To identify DUBs involved in melanoma mechanotransduction, we used cell lines cultivated on collagen matrices with various stiffnesses combined with an activity-based ubiquitin probe for profiling DUB activity. Using this approach and quantitative proteomic, we identified USP9X as a DUB whose activity is increased by collagen stiffness. In silico analysis further revealed that YAP belongs to the USP9X interactome and showed a correlation between USP9X expression and YAP transcriptional signature in melanoma. We thus hypothesized that USP9X regulates YAP levels in melanoma cells through its DUB activity. Consistently, siRNA-mediated depletion and pharmacological inhibition of USP9X decreased YAP expression at protein but not mRNA levels. Conversely knockdown of the YAP E3 ligase βTRCP increased YAP protein expression. A GST-TUBE pulldown approach revealed that combined USP9X and proteasome inhibition increased YAP poly-ubiquitination, indicating that USP9X deubiquitinates YAP to prevent its proteasomal degradation. In line with a role of USP9X in mechanotranduction upstream of YAP, USP9X targeting was found to impair stiffness-induced responses including YAP nuclear translocation and transcriptional activity, cell migration and invasion. Interestingly, we also show that the relationship between YAP and USP9X can be found in other tumor cell types, as well as in cancer-associated fibroblasts (CAFs), suggesting a broad action of USP9X in regulating tumorigenic mechanical pathways through YAP stabilization.

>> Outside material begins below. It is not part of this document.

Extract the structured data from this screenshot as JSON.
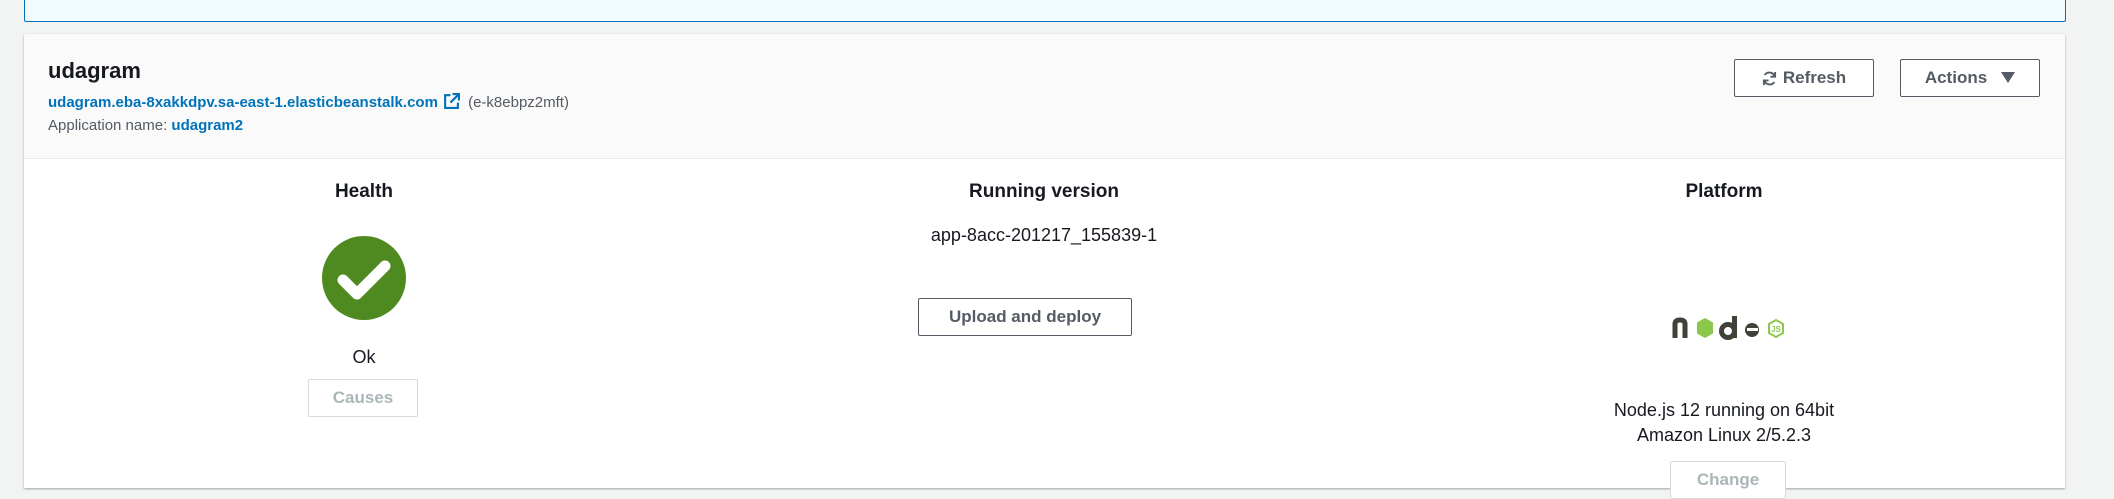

Finally, in a melanoma syngeneic mouse model, targeting USP9X enhances BRAF/MEK inhibitor efficacy, counteracts drug-induced collagen remodeling and delays tumor relapse.

Overall, our results reveal an original role of USP9X in melanoma invasiveness and mechanoresistance through stiffness-dependent stabilization of YAP. We therefore propose USP9X as a “mechano-DUB” as well as a promising therapeutic target in refractory metastatic melanoma.

Keywords : 

Cutaneous melanoma, Mechanotransduction, USP9X, YAP, migration

Amphiteatre vide
Amphiteatre vide
In front of the jury composed of :

President of the jury:

Prof. Marie-Dominique GALIBERT, DR CNRS, University of Rennes


Dr Franck VERRECCHIA, DR INSERM, University of Nantes

Dr Corinne BOUSQUET, DR INSERM, University Paul Sabatier                              

PhD supervisor:

Dr Marcel DECKERT, DR INSERM, University Côte d’Azur